● **TASK TO COMPLETE**: Where a picture occurs in the data, omit it, and copy all remaining data exactly.

[[ PROVIDED RECORDS open ]]

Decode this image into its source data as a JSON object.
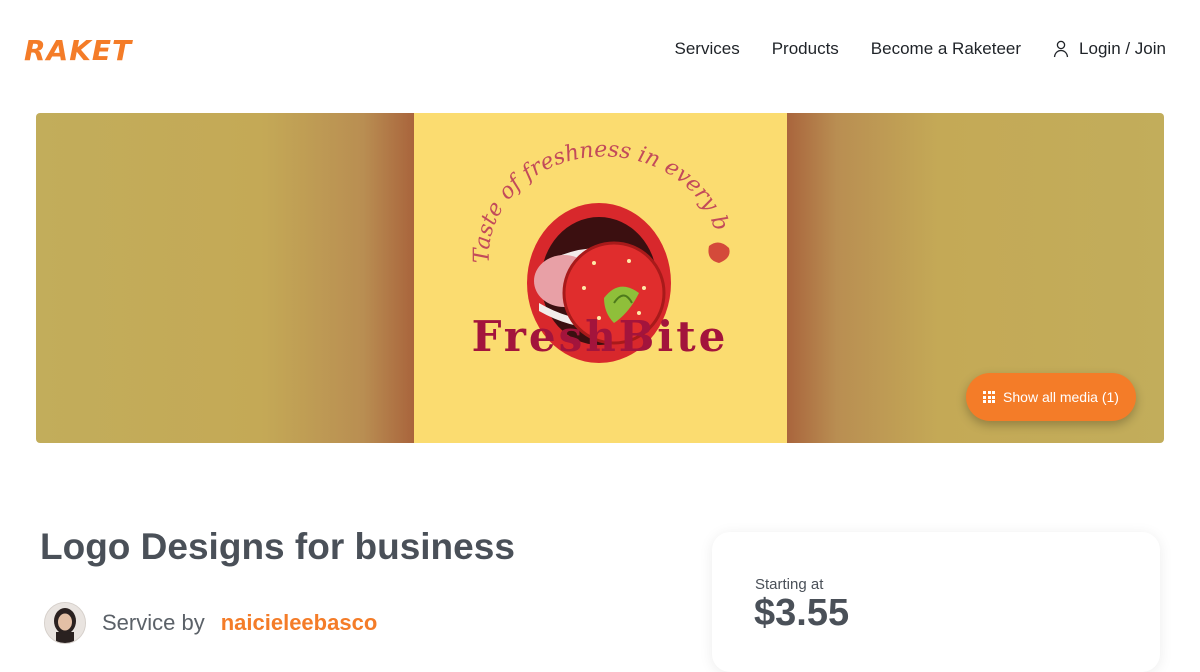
{
  "header": {
    "logo": "RAKET",
    "nav": {
      "services": "Services",
      "products": "Products",
      "become": "Become a Raketeer",
      "login": "Login / Join"
    }
  },
  "hero": {
    "art_tagline": "Taste of freshness in every bite",
    "art_brand": "FreshBite",
    "media_button": "Show all media (1)"
  },
  "service": {
    "title": "Logo Designs for business",
    "by_label": "Service by",
    "username": "naicieleebasco"
  },
  "pricing": {
    "label": "Starting at",
    "price": "$3.55"
  },
  "colors": {
    "accent": "#f47c28",
    "text": "#4a5058",
    "art_bg": "#fbdc70"
  }
}
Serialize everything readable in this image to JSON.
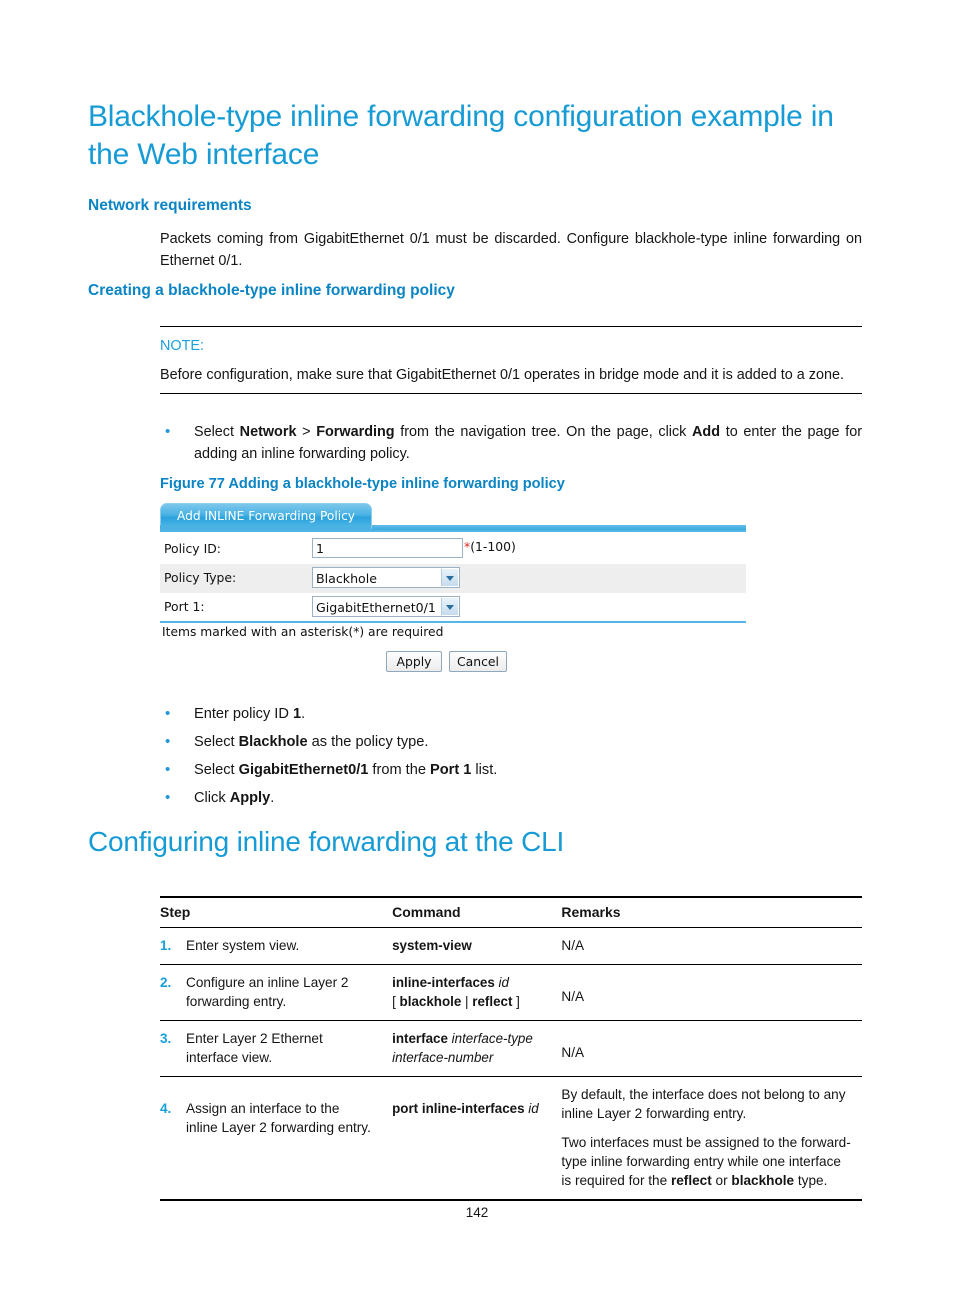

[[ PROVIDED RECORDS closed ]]

● **ANSWER TO THIS PROBLEM**:
Decode this image into its source data as a JSON object.
{
  "header": {
    "logo": "RAKET",
    "nav": {
      "services": "Services",
      "products": "Products",
      "become": "Become a Raketeer",
      "login": "Login / Join"
    }
  },
  "hero": {
    "art_tagline": "Taste of freshness in every bite",
    "art_brand": "FreshBite",
    "media_button": "Show all media (1)"
  },
  "service": {
    "title": "Logo Designs for business",
    "by_label": "Service by",
    "username": "naicieleebasco"
  },
  "pricing": {
    "label": "Starting at",
    "price": "$3.55"
  },
  "colors": {
    "accent": "#f47c28",
    "text": "#4a5058",
    "art_bg": "#fbdc70"
  }
}
Serialize everything readable in this image to JSON.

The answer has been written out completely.